Collected data:
____

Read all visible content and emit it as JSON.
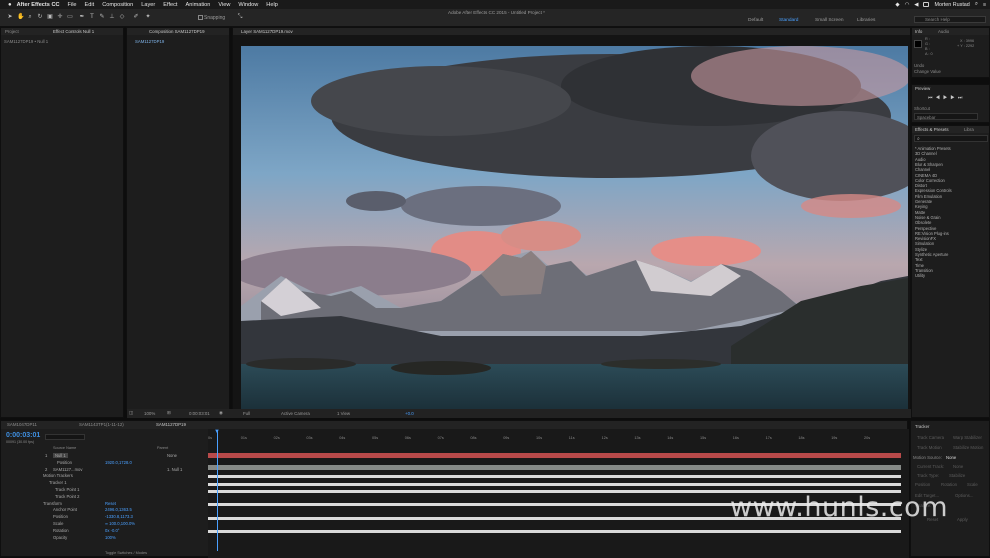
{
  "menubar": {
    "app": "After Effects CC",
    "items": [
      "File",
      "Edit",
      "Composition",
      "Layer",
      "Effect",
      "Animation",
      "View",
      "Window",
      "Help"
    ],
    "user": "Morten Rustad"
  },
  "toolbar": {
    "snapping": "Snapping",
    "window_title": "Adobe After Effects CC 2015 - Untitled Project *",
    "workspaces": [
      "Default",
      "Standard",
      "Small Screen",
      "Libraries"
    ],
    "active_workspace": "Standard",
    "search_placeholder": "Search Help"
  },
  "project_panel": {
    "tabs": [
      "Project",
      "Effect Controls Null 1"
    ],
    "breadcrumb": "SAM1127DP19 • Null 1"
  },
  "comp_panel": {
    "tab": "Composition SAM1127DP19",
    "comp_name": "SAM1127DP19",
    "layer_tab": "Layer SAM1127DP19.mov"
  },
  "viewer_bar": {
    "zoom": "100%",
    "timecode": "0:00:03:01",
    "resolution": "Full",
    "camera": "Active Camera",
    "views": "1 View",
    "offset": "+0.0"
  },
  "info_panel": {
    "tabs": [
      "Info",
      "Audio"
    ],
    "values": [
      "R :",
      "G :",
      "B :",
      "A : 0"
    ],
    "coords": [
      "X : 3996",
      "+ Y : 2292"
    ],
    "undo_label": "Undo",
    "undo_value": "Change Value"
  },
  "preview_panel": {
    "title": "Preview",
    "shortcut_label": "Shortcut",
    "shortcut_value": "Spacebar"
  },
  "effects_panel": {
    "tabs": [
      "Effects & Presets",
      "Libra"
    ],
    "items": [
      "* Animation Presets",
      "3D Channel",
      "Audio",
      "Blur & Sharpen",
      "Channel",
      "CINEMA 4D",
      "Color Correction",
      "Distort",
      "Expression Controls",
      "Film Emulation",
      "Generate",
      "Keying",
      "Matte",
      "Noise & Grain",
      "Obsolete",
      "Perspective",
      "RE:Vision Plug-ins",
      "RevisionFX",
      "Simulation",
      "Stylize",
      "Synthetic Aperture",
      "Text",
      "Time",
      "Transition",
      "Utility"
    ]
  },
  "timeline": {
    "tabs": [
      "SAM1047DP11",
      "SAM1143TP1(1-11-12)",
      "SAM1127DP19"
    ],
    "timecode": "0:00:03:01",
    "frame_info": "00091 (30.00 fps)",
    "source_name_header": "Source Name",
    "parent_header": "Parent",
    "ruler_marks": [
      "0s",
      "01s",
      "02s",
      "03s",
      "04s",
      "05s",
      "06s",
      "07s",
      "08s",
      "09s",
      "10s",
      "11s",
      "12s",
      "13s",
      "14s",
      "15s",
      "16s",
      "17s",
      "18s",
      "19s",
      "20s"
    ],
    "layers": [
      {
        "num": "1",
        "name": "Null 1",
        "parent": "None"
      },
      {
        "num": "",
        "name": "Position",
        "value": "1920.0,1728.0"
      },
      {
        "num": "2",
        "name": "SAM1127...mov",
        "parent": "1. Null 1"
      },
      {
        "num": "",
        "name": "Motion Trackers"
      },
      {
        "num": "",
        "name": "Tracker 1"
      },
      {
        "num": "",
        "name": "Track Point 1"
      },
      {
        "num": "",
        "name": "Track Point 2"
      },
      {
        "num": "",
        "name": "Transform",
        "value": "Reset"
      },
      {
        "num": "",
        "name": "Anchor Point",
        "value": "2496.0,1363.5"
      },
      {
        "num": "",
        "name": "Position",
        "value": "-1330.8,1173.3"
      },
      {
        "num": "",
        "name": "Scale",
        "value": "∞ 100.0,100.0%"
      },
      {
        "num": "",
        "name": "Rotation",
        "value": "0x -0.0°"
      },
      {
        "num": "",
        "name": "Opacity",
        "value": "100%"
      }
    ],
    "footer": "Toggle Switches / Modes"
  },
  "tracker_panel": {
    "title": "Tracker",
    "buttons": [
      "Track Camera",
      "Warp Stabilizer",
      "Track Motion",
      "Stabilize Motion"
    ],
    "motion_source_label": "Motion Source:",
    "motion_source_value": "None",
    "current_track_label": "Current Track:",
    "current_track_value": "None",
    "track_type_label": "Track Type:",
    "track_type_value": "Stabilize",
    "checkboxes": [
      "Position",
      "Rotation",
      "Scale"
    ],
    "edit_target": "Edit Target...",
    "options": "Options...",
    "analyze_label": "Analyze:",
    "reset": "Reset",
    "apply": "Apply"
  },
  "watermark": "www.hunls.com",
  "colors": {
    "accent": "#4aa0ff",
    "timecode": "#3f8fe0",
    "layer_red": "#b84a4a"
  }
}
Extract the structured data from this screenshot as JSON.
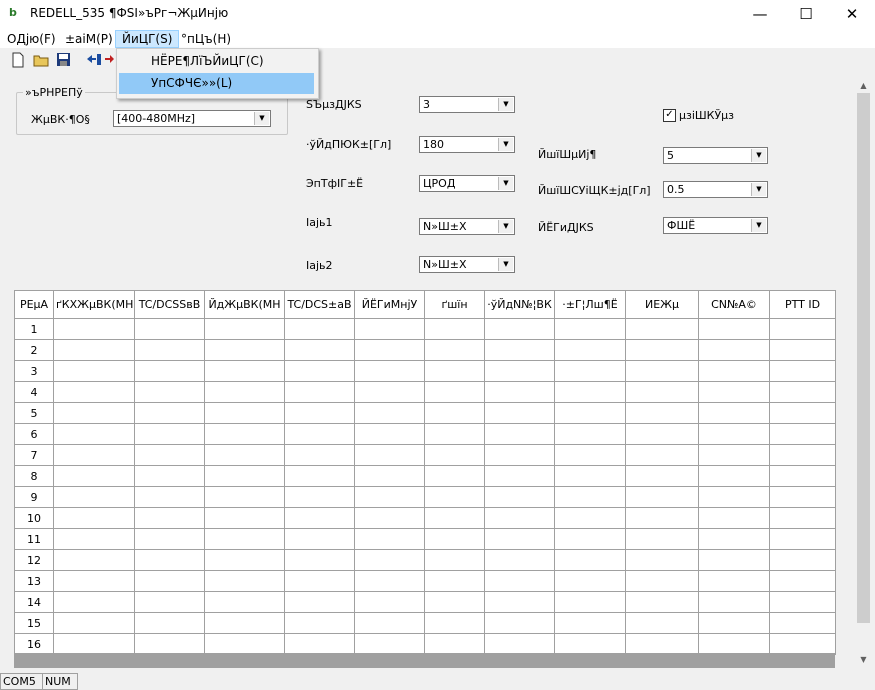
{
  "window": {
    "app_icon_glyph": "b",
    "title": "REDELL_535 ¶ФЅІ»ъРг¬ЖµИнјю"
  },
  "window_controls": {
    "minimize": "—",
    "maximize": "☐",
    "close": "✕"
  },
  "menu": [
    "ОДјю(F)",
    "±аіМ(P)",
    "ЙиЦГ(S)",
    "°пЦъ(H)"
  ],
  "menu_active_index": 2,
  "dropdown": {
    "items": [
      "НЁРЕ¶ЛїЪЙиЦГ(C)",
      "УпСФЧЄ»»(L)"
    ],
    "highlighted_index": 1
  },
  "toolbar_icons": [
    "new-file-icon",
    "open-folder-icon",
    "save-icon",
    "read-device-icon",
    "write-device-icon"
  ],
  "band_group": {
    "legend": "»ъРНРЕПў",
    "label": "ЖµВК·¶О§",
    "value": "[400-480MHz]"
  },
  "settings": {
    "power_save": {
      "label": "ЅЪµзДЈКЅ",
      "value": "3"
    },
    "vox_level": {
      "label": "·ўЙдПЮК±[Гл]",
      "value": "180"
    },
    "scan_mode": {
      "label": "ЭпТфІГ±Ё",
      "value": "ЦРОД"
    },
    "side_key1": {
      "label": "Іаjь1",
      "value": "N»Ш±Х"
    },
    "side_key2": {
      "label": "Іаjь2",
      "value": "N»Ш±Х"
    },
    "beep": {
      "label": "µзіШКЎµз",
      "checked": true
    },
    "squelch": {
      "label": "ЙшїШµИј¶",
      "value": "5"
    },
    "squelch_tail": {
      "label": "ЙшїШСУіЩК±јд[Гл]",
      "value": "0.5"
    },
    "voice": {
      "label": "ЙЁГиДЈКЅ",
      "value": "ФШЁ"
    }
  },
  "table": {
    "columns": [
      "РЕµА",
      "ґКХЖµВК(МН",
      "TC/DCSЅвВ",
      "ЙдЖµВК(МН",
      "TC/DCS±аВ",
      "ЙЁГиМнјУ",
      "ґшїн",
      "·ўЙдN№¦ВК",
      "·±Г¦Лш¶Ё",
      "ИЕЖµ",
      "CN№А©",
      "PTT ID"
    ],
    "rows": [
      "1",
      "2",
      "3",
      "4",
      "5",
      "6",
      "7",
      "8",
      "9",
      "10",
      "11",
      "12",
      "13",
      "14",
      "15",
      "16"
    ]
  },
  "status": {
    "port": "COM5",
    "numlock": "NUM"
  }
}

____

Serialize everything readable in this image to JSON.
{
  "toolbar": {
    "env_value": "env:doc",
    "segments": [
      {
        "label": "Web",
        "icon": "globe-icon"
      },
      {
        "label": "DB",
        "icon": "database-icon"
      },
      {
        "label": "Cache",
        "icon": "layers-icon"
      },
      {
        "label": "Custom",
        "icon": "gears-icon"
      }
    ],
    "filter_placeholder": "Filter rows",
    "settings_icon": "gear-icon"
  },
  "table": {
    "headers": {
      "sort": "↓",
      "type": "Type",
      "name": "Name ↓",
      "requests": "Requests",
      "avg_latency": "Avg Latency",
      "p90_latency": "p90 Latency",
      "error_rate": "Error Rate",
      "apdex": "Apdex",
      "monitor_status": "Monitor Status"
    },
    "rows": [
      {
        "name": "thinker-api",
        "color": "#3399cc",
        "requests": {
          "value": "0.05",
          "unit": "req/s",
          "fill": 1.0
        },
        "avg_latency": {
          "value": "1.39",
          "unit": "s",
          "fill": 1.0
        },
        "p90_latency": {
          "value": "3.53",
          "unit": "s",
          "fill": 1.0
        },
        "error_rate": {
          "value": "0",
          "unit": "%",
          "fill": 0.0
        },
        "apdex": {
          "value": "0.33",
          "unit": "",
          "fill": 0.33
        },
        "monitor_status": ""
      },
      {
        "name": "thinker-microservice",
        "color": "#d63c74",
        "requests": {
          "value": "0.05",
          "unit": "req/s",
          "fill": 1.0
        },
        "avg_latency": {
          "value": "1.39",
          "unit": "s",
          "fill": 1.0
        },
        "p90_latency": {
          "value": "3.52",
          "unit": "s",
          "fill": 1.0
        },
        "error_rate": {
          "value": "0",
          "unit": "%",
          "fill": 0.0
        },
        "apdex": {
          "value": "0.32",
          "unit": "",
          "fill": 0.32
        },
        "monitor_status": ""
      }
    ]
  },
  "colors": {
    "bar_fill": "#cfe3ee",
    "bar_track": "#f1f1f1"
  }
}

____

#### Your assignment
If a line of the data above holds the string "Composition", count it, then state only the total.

#### Answer to this task
2